Grunt’s 30th anniversary is in many ways about finding surprising things in familiar spaces. As we witness internationally the proliferation of artists’ practices that seek or are influenced by “the social”, and as we consider also our own hyper-local connections here in the Mount Pleasant community, ideas of engagement have been top of mind. In some aspects, it’s a question of support: how can we as curators or institutions support practices that no longer adhere to the traditional expectations of the exhibition? How might forms of engagement be broad, rigorous, unexpected, productive—as well as charismatic? How might we promote spaces of common connection while maintaining challenging content, unique collaborations, and productive friction? No clear answers of course, but in this, as in most things, we turn to artists. Our program of 30th anniversary artist projects is designed to engage on diverse levels. Focussing on projects that take place outside the gallery walls in public or shared spaces, our intent has been around finding productive intersections between art practices and community concerns—be they spatial, discursive or social. Our first project is a 3-month long residency with artist Julia Feyrer within our archive, Media Gallery and Main Gallery spaces. Beginning with the idea of “The Kitchen”—at times the creative and social heart of the grunt gallery—Feyrer will create a new installation and media commission that incorporates elements of grunt’s rich archive of performance and exhibition documentation, as well as the lesser known and harder-to-trace narratives of social connection and creative foment that have informed this institution. Process-based and meticulously—if playfully—constructed, Feyrer’s work is both densely material and intellectually airy; that is, her work challenges the viewer to engage both a tactile experience in this present moment, while simultaneously considering the transformative potential of perception, over time and through space. Feyrer’s use of film and sound acts as a conduit for seeing and, importantly, for experiencing an archival document. As part of a program we’re calling “Brew”, artists Sonny Assu and Lorna Brown have created “social objects”– artist editions that are designed to circulate in the social spaces such as bars or restaurants in Mount Pleasant. Here, engagement is potentially fleeting, but the objects themselves act as small moments of contact—an aesthetic and poetic complement to the fabric of life in this neighbourhood. Brown’s work—a refillable beer growler—specifically calls for a consideration of time and place, and considers the question of cyclical return. Calling to mind questions of history, of habit, of paths built and repeated. Other Brew projects will be announced later in the season, but each piece places artists into specific conversations with spaces and community members. From embedded residencies within community groups, to artist-designed objects, to intervention practices and artist-led discussions, this series opens a sociable consideration of this neighbourhood, and—we hope—proposes a kind of tenderness for the spaces we share. These porous, attentive practices encourage us to connect, to see differently, to return each time with a new perspective.

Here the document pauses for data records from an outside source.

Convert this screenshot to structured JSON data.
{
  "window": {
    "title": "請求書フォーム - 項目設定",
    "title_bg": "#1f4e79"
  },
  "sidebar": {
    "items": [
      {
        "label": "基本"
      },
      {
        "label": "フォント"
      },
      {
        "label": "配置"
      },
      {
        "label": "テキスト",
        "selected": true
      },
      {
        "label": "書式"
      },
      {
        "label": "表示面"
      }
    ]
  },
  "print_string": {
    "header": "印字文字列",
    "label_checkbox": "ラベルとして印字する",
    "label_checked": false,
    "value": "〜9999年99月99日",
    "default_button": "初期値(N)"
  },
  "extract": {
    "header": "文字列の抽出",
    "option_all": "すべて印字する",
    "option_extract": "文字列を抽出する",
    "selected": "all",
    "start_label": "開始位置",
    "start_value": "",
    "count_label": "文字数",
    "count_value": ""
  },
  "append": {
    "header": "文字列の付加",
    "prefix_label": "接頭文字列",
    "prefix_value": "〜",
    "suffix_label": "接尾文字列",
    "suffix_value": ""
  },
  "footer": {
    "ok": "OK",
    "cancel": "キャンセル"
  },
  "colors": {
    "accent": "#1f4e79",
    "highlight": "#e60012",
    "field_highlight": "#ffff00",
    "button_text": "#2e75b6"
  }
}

By Alistair MacLennan, David Khang, Julia Feyrer, Lorna Brown, Marcus Bowcott, Sonny Assu
- Curated by Glenn Alteen, Vanessa Kwan